• Entry
  • Reader's guide
  • Entries A-Z
  • Subject index

Quantitative Revolution

  • By: Richard Morrill
  • In: Encyclopedia of Geography
  • Edited by: Barney Warf
  • Subject:General Geography, Earth & Environmental Science

Quantitative revolution is the not very felicitous term that arose to describe the partial transformation of geography from a merely descriptive science into one that included the development of a theory of spatial organization and behavior, formal modeling of these processes, and the use of appropriate statistical methods to test the expectations from theory.

Participants preferred the term scientific, emphasizing a fundamental shift from an ideographic (descriptive) to a nomothetic (formal theory) epistemology.
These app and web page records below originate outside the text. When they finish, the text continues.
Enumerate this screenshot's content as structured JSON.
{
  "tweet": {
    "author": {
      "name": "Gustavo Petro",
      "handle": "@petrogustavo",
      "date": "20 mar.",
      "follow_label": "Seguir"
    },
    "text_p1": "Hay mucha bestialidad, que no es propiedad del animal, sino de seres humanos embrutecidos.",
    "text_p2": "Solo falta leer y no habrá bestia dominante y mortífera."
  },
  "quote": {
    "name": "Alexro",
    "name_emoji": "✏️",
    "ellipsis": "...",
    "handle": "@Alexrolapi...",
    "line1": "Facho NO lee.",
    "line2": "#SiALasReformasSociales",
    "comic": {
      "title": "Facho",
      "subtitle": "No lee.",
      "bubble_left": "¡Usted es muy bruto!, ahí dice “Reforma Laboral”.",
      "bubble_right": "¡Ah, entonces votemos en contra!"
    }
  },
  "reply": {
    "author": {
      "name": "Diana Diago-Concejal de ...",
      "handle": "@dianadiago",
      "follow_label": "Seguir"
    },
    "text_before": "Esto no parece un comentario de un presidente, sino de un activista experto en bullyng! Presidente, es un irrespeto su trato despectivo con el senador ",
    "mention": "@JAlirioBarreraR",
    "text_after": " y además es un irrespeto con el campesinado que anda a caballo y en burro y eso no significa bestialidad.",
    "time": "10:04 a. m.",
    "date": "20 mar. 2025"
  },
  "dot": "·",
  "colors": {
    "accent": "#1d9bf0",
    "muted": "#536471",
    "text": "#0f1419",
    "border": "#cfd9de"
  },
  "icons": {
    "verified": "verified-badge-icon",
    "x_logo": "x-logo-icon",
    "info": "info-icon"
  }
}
Revolution is accurate, as there was assuredly an intentional break with what had come to be viewed as an inherently interesting and integrative field of study but one that had embarrassingly failed to go beyond “what” to the unsolved questions of “how” and ”why.” Instead of providing maps and data as part of ...

    • Loading...
    locked icon

    Sign in to access this content

    Get a 30 day FREE TRIAL

    • Watch videos from a variety of sources bringing classroom topics to life
    • Read modern, diverse business cases
    • Explore hundreds of books and reference titles